Experienced business leader and nationally-known speaker Jack Daly is scheduled to present a keynote session at CAI’s 2012 HR Management Conference on February 21, 2011 at the McKimmon Center in Raleigh. His dynamic presentation focuses on workplace culture and the key components that employers need for designing environments that increase productivity and achieve business goals. I recently had the pleasure of interviewing Jack, and he shared great advice on the importance of maintaining a positive workplace culture with me.
There are two ways to look at culture, according to Jack. The first view has employers creating workplaces where employees want to work as oppose to have to work. The second develops an environment where workers do not just come to work with their minds and bodies, but they also bring their hearts.
“Because if we win over the hearts,” Jack said, “they will do things well beyond what we could ever direct them to do or command them to do.”
Finding elements that go after people’s hearts is key to establishing a positive workplace culture. To ensure that your culture is durable, Jack said four factors must be included: recognition systems, communications systems, personal and professional development systems and empowerment processes. A company that recognizes the efforts of its employees, communicates to them effectively and challenges them to make important decisions is a healthy and enjoyable place to work.
For any organization that is struggling to indentify or create its culture, Jack has a suggestion for its leadership:
“Go into the [workplace] trenches and become one of the many that are employed in the company, and then ask, ‘what would make me feel wanted and loved in this company?’”
Having members of leadership connected to entry and mid-level positions will help them see the importance of the four mandatory factors, as well as find several methods to incorporate each factor in business planning.
Culture at some companies just happens and evolves. Jack said that data, however, shows that organizations that critically think about their culture and design a great work environment for their employees are crushing the economy, their business sector and their competitors. The specific areas these companies are surpassing their competitors in are revenue, exit-value of the company, profitability and job growth for employees.
“The revenue line alone is worth over three times what it would be if you didn’t spend time thinking through culture,” Jack said.
Maintaining a positive culture is just as important as designing one. Assigning accountability and delegating roles to make sure the program lasts longer than six months is necessary for it to become part of the company’s fabric, according to Jack. He suggests that company leaders regularly ask questions like, “what actions have we been taking on our culture?” and “where have we missed opportunities for our culture?” Putting culture on the agenda of monthly staff meetings will guarantee the frequency of these types of conversations.

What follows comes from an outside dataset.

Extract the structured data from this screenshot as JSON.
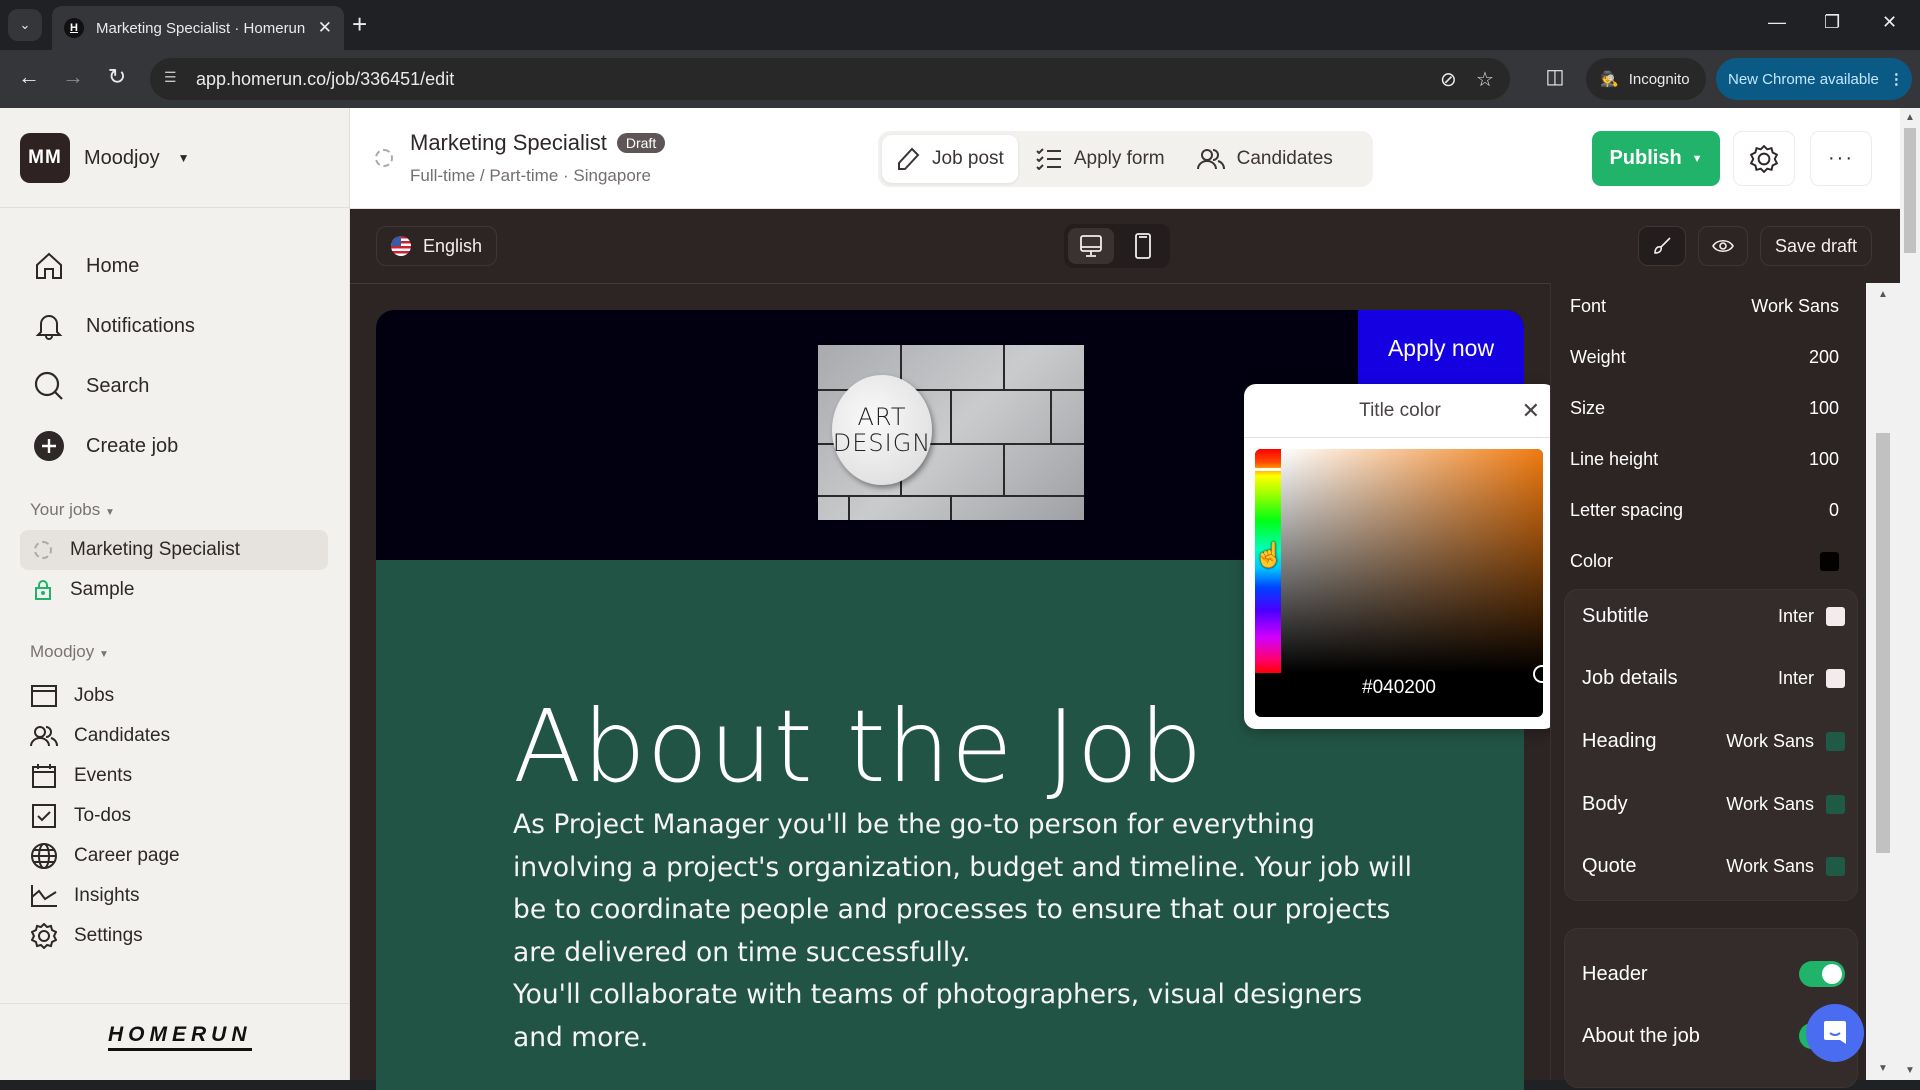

Outside factors can negatively affect a culture that is currently performing well if leaders lose control of their responsibilities. Jack has noticed that many companies spend less time on culture in bad economies than they do in good economies. He said this is the exact opposite of how they should react because leadership’s anxiety about business performance will negatively impact employees. In a good economy, there are more opportunities for raises and job security, so workers are more relaxed and happy. When the economy is tough, their anxiety levels go up. They then manifest their anxieties in their work and with customers, which can potentially impact business negatively.
Making culture a priority, holding people accountable for their roles and incorporating the four main factors will ensure that employees give their hearts and their best work to their organizations, which will help increase the bottom line. When asked about businesses that ignore these concepts, Jack said:
“…you’re going to save some money and cut some expenses in the short term, but the long-term viability of your company is severely at jeopardy.”
To gain more valuable information on culture and to see Jack’s presentation, register for CAI’s 2012 HR Management Conference here: www.capital.org/hrconf.